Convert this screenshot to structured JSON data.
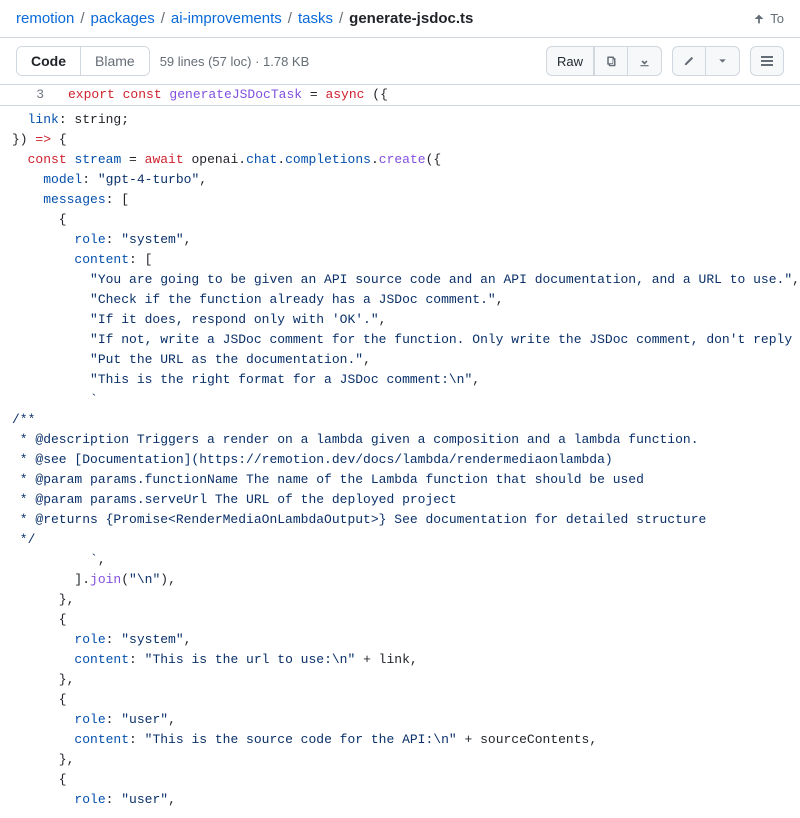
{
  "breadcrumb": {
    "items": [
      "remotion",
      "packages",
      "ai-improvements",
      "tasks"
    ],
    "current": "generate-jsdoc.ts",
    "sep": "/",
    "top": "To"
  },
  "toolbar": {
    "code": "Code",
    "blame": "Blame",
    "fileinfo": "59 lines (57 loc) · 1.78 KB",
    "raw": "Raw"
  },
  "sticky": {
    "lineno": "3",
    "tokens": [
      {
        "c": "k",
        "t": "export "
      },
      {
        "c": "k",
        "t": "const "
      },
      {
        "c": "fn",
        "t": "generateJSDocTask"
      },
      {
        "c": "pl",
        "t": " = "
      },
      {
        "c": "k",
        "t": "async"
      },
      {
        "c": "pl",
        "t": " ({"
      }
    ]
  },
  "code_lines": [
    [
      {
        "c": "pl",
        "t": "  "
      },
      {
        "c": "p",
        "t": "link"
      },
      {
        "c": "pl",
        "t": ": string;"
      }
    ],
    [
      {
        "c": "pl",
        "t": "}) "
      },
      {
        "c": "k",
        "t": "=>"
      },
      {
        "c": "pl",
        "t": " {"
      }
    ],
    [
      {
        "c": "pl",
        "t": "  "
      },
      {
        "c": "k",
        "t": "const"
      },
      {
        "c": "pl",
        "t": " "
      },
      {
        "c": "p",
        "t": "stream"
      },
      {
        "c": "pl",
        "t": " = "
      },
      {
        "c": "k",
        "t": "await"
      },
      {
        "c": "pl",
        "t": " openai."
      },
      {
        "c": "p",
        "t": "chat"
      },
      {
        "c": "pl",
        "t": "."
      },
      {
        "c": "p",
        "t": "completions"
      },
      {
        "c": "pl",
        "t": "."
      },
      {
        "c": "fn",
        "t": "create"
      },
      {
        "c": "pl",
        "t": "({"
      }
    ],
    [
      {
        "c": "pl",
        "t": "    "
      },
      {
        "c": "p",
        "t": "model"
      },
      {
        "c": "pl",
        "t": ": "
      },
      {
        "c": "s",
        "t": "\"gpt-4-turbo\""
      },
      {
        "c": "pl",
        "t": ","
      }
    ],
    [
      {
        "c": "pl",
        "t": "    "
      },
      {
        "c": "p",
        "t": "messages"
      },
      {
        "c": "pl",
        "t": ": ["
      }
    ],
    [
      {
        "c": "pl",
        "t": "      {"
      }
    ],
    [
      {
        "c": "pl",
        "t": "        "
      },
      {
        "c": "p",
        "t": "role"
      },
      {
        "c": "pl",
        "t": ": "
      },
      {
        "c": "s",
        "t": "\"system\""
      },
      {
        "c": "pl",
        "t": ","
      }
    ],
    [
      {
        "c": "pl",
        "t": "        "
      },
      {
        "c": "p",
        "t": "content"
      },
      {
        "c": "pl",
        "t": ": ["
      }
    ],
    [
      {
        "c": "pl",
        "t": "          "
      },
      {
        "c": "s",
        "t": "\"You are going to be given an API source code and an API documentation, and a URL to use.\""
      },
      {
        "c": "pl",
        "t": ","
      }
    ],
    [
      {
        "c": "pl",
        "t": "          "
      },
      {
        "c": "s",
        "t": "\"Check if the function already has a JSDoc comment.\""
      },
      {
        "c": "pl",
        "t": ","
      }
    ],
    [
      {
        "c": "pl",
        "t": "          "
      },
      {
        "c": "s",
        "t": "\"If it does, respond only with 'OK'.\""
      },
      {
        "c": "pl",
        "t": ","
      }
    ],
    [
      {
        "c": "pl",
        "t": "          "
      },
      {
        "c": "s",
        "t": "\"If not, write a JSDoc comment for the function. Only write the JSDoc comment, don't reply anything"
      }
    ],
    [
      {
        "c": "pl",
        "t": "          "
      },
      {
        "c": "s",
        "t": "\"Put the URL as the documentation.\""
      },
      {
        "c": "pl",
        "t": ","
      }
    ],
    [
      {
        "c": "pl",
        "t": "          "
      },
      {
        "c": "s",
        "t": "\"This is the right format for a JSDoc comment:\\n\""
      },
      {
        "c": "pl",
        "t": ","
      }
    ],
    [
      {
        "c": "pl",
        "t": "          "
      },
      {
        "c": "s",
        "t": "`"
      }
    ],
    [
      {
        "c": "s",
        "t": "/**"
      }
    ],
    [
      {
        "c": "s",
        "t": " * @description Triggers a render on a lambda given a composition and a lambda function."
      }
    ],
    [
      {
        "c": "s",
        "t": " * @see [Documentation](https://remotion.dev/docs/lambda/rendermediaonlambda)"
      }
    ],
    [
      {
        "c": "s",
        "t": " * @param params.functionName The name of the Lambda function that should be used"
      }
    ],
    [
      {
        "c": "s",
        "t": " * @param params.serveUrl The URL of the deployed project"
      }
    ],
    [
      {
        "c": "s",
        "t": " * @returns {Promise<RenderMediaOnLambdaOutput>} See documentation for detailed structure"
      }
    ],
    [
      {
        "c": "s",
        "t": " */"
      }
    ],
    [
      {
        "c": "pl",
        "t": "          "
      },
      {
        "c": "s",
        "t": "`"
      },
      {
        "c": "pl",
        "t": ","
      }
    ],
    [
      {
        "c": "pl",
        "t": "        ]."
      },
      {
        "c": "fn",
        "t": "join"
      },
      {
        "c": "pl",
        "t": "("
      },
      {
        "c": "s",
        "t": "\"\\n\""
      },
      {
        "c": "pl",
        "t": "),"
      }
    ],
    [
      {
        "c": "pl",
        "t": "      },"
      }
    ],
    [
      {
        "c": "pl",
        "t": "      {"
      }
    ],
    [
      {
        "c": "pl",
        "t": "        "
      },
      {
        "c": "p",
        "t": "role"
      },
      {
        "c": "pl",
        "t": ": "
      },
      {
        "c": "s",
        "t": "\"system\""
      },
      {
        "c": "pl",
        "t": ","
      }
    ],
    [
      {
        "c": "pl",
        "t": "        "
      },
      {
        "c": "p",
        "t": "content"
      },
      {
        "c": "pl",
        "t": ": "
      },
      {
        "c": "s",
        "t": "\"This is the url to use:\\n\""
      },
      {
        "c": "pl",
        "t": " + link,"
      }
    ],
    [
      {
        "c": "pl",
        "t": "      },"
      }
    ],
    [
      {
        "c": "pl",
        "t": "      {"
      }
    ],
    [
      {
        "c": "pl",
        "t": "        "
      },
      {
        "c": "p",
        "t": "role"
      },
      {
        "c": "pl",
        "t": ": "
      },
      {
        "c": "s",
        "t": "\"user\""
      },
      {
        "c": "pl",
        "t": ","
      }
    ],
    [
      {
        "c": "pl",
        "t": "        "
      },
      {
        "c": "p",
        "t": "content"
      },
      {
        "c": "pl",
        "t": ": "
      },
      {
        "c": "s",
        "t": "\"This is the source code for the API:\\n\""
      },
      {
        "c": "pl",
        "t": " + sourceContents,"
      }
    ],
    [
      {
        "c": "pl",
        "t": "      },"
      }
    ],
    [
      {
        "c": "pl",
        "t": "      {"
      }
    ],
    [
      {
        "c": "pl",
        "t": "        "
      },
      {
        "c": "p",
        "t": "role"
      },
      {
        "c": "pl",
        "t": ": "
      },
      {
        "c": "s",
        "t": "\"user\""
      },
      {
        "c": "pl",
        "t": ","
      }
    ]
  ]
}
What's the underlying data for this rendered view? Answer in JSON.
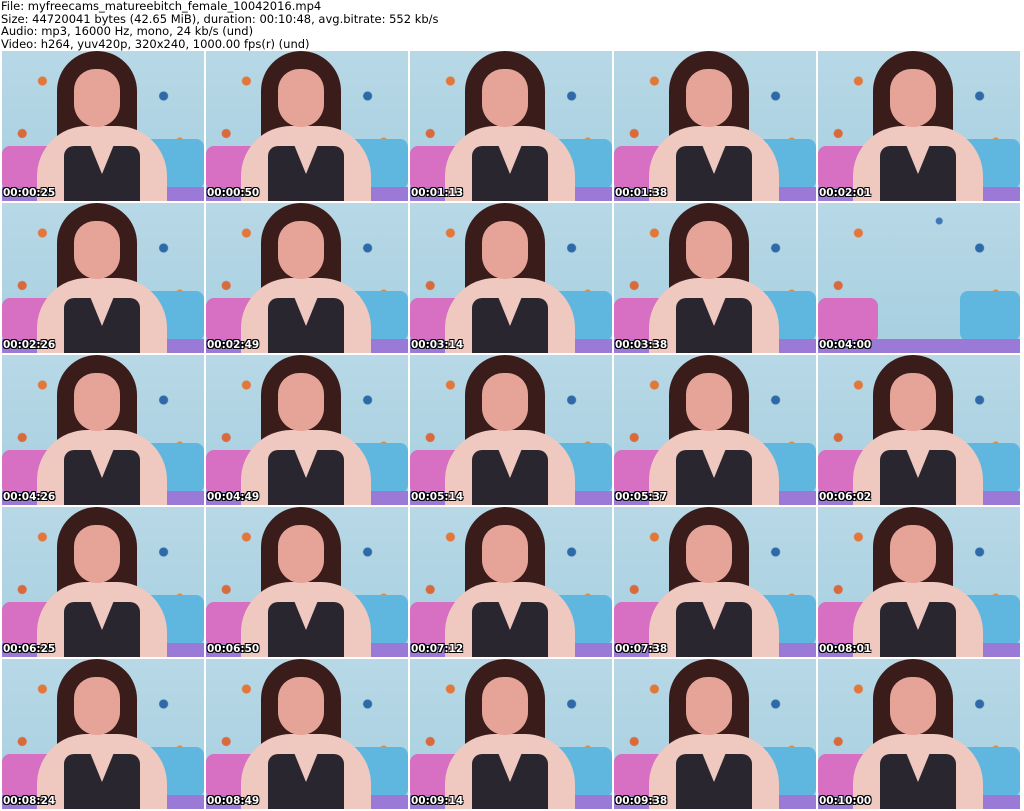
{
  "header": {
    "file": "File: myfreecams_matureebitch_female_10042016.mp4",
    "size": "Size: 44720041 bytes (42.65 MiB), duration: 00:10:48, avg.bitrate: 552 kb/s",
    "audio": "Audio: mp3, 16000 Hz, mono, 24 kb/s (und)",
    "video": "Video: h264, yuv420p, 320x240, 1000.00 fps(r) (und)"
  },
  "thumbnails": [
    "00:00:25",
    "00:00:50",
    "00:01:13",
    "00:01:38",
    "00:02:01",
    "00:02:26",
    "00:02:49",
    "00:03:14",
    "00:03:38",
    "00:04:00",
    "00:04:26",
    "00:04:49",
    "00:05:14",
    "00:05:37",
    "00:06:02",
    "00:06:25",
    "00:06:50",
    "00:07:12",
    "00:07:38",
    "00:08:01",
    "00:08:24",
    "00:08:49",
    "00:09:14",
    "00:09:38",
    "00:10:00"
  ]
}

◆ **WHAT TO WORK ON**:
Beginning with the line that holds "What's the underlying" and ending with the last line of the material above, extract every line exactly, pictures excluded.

◆ **RESULT FOR THIS EXERCISE**:
What's the underlying data for this rendered view? Answer in JSON.
{
  "header": {
    "file": "File: myfreecams_matureebitch_female_10042016.mp4",
    "size": "Size: 44720041 bytes (42.65 MiB), duration: 00:10:48, avg.bitrate: 552 kb/s",
    "audio": "Audio: mp3, 16000 Hz, mono, 24 kb/s (und)",
    "video": "Video: h264, yuv420p, 320x240, 1000.00 fps(r) (und)"
  },
  "thumbnails": [
    "00:00:25",
    "00:00:50",
    "00:01:13",
    "00:01:38",
    "00:02:01",
    "00:02:26",
    "00:02:49",
    "00:03:14",
    "00:03:38",
    "00:04:00",
    "00:04:26",
    "00:04:49",
    "00:05:14",
    "00:05:37",
    "00:06:02",
    "00:06:25",
    "00:06:50",
    "00:07:12",
    "00:07:38",
    "00:08:01",
    "00:08:24",
    "00:08:49",
    "00:09:14",
    "00:09:38",
    "00:10:00"
  ]
}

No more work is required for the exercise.